Samurai Jack's search for another thread of time leads him to a village which is "protected" by dangerous twins. Jack then sits down and has a peaceful discussion with them before they decide to kindly hand him the thread. Just kidding, they're arrogant and love to fight, so obviously they challenge Jack right from the get-go.
Jim Zub uses the same formula from the first issue: Jack finds an interesting location, said location has a thread of time, Jack must defeat wacky characters to obtain said item. This could be problematic if it doesn't change in due time, but for right now, it's an absolute blast. The last issue was unique because of the variety of characters Jack faced, so how do twins provide a challenge when he's already faced a large group? Great question. You see, these twins are perfectly synchronized, so it's a total pain to fight them. Plus, they have wonderfully obnoxious personalities. It's cheesy, but it's clearly aiming for that and the end result feels like something stripped right from a fun episode. Zub also addresses one small plot point ("how will he find each thread?"), but for the most part, there isn't any strong plot progression and it's just a really entertaining skirmish.
I'm enjoying the visuals by artist Andy Suriano and colorist Josh Burcham a good deal. They duplicate the animated tone very well and the variety of expressions the characters make are hugely amusing and a few are even downright priceless. The locations all look solid, everything is brought to life with bold coloring and the attacks in the fight are every bit as exciting and fluid as they should be. Your eyes will be pleased with this one.
Seeing as this is pretty much one big action scene and there isn't much plot development, this second issue is a pretty quick read. So, if you were hoping this chapter would take big steps to flesh out the narrative, odds are you'll be disappointed. However, if you're cool with sitting back and simply having a good time, it's sure to deliver.
Very minor gripe: there's one panel where Jack's finger is absurdly long. It's basically bending where it should end.

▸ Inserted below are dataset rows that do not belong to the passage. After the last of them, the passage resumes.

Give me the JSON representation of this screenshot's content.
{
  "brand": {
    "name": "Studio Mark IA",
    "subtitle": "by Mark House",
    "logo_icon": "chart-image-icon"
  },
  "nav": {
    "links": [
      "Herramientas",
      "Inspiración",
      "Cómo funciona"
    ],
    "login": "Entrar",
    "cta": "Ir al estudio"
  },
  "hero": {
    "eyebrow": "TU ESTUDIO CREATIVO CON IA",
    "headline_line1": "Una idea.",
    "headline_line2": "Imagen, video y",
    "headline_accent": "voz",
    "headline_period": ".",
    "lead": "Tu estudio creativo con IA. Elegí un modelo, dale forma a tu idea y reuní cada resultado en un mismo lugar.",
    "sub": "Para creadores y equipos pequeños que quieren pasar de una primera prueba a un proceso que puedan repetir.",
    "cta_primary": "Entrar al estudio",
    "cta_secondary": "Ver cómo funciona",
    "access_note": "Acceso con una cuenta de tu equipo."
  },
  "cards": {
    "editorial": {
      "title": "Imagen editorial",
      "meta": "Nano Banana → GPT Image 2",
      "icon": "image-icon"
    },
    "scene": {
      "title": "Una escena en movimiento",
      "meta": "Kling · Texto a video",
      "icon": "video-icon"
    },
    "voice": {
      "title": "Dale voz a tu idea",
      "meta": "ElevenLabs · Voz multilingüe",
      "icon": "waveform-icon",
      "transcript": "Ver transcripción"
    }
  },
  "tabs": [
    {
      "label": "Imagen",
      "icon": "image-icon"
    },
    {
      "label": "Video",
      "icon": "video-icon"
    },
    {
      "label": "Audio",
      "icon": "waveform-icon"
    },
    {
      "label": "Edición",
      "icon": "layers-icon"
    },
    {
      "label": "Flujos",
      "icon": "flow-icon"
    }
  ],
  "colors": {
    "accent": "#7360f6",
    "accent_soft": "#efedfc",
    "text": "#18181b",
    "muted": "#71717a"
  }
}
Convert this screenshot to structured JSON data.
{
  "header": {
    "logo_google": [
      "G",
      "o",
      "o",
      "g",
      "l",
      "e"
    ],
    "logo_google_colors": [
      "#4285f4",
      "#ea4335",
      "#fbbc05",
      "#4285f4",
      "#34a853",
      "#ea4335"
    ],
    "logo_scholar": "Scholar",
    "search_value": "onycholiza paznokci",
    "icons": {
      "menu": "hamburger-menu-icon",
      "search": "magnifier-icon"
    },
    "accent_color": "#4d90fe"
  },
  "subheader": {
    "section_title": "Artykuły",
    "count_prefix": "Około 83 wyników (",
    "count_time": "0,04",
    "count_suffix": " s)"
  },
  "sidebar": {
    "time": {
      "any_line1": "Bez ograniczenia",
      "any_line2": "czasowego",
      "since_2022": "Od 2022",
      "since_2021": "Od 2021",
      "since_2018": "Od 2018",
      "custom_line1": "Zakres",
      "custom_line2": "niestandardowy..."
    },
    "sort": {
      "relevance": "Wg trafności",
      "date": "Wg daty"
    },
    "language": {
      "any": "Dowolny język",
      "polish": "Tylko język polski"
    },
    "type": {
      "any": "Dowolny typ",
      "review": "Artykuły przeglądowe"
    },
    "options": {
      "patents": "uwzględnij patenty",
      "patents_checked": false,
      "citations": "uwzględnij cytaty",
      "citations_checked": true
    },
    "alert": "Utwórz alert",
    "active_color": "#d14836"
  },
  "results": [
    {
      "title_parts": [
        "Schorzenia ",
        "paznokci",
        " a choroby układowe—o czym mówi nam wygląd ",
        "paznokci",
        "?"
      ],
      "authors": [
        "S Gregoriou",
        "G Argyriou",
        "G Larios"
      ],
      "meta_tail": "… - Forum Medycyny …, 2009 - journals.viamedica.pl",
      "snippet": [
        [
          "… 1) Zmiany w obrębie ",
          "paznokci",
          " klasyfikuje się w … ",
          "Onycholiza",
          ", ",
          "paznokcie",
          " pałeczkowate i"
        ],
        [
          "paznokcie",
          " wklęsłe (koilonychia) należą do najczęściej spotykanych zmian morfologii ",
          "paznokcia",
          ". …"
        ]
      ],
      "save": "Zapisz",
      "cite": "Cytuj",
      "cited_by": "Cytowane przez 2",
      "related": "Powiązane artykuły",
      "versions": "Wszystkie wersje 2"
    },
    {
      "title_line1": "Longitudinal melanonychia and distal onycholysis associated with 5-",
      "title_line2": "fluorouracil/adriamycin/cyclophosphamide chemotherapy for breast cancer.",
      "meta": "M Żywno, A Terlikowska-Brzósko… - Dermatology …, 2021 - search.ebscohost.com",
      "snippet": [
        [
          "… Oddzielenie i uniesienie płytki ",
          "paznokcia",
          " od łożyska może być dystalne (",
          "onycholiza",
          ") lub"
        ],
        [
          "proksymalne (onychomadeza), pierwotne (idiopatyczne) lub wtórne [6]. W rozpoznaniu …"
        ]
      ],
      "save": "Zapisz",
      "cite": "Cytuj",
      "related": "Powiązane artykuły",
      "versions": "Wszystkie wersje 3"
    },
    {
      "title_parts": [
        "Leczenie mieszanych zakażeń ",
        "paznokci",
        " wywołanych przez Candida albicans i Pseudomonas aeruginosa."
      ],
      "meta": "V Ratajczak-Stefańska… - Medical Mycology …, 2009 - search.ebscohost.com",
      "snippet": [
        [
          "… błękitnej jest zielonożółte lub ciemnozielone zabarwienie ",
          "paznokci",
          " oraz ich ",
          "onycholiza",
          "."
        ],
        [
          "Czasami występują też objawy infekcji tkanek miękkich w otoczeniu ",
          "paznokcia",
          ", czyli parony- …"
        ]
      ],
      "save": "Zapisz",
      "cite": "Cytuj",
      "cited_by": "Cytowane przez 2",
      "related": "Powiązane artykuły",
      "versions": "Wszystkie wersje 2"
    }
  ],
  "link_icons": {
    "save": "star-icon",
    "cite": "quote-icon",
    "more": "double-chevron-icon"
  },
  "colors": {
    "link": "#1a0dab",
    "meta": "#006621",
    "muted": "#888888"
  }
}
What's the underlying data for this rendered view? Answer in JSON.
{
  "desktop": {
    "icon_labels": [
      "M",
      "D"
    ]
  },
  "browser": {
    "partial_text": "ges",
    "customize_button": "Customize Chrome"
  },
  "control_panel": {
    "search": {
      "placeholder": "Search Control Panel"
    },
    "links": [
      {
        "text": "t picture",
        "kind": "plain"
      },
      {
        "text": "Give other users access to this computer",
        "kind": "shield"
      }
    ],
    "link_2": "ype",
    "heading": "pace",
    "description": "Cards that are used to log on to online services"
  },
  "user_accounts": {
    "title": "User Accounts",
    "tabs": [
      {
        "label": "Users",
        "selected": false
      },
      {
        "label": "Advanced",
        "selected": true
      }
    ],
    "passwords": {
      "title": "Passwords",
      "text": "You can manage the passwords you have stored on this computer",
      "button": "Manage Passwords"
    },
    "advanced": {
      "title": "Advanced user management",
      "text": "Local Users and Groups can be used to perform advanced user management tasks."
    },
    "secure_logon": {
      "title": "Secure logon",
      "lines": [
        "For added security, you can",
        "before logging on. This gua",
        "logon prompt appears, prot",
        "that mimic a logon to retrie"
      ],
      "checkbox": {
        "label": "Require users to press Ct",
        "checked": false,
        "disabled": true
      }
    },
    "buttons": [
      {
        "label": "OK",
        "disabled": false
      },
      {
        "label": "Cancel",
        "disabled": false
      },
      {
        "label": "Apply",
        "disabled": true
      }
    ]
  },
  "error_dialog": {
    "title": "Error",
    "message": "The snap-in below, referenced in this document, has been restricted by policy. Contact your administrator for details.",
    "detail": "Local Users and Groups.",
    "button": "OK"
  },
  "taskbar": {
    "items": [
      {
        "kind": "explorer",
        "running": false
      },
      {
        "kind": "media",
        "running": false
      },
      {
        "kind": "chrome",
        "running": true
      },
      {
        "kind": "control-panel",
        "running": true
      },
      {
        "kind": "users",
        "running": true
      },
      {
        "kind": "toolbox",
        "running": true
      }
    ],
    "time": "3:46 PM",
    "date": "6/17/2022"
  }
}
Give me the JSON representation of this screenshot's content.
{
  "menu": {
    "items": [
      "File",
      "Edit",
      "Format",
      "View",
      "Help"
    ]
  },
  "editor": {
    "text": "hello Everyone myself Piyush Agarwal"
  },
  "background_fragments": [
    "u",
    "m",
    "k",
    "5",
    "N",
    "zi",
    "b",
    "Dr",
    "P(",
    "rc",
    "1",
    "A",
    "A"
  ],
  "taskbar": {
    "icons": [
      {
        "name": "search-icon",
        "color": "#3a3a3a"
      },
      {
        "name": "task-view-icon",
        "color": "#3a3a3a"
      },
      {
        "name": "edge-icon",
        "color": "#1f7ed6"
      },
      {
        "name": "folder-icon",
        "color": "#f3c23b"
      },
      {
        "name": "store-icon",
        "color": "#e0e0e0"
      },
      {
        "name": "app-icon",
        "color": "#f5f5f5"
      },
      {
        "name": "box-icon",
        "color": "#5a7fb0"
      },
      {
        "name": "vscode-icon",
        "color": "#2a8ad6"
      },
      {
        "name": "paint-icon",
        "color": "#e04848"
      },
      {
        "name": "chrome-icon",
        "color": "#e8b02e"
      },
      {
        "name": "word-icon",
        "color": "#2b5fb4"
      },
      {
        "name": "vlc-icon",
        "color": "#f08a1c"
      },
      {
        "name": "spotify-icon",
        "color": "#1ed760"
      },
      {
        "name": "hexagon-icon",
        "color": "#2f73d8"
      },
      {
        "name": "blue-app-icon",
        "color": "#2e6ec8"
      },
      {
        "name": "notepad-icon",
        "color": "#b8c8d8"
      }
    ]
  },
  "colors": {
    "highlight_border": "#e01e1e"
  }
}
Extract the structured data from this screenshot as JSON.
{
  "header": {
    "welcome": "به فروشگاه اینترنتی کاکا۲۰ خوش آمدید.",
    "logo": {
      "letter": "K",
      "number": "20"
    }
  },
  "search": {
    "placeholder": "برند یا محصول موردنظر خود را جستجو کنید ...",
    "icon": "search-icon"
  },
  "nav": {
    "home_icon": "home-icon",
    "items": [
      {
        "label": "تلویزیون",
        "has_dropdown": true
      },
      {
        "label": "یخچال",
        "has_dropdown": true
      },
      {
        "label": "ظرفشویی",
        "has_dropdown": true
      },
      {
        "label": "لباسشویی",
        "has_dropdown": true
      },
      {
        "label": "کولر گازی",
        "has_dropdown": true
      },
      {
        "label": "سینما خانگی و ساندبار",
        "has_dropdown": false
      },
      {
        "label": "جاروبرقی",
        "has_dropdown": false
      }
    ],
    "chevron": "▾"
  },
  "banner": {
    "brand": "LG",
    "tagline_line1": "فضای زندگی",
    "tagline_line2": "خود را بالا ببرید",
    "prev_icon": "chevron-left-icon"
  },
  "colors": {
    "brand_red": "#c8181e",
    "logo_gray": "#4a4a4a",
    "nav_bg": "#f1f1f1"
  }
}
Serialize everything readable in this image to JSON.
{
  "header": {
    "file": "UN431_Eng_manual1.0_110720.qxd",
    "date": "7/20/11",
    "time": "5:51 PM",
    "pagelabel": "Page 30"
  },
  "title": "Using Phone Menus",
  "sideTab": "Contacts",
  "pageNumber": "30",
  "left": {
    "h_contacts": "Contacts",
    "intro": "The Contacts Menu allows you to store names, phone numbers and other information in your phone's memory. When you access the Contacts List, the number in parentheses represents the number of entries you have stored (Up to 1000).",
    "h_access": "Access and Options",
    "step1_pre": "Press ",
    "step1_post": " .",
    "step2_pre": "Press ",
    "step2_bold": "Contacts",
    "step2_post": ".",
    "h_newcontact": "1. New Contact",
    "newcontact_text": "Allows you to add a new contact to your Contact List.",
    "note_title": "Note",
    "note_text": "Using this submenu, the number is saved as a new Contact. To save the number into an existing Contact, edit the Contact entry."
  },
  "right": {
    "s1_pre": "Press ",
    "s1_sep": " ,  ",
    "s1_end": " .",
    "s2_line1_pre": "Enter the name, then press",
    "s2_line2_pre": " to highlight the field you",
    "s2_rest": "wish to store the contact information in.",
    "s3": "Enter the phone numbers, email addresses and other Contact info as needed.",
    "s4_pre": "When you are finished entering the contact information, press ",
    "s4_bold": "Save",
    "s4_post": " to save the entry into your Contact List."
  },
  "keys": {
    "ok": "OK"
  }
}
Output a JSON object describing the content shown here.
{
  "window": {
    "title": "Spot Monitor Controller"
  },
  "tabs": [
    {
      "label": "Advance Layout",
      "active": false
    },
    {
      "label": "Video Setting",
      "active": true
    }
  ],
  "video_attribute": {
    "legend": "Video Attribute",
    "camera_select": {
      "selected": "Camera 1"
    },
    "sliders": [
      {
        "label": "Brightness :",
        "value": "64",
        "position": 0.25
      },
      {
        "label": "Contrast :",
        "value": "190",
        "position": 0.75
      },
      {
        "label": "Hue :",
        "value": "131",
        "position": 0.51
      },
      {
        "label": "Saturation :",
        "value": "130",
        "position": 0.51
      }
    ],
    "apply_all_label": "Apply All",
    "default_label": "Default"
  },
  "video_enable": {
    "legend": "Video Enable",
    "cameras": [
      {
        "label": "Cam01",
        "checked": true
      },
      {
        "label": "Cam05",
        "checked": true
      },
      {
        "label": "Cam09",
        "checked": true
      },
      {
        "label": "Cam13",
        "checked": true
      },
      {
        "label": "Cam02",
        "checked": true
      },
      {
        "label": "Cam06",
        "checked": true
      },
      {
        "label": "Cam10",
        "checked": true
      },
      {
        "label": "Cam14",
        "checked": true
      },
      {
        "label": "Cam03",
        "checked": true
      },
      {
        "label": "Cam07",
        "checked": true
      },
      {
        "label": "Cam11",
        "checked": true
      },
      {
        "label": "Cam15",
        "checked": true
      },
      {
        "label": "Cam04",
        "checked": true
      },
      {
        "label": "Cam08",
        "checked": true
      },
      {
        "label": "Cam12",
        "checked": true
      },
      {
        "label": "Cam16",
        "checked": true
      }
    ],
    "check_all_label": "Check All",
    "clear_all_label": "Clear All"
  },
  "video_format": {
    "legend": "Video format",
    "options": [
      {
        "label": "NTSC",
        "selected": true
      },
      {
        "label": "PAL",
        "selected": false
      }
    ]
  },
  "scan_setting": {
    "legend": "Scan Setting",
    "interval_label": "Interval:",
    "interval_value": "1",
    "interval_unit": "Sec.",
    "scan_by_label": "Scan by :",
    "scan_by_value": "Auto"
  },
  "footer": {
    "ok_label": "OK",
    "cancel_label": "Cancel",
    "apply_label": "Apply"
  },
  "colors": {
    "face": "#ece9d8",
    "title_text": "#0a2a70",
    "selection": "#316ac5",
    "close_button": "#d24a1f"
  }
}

Did you love the first issue? If so, it's safe to say you're going to love this one, too. Jim Zub fills the book with action and compliments the chaos with such playful dialogue -- it basically feels like a cartoon, and that's absolutely a good thing. Seeing as 5-stars technically means a score of 9.0 to 10.0, I'm more than happy to give this issue all 5 of 'em. It's just a whole lot of fun.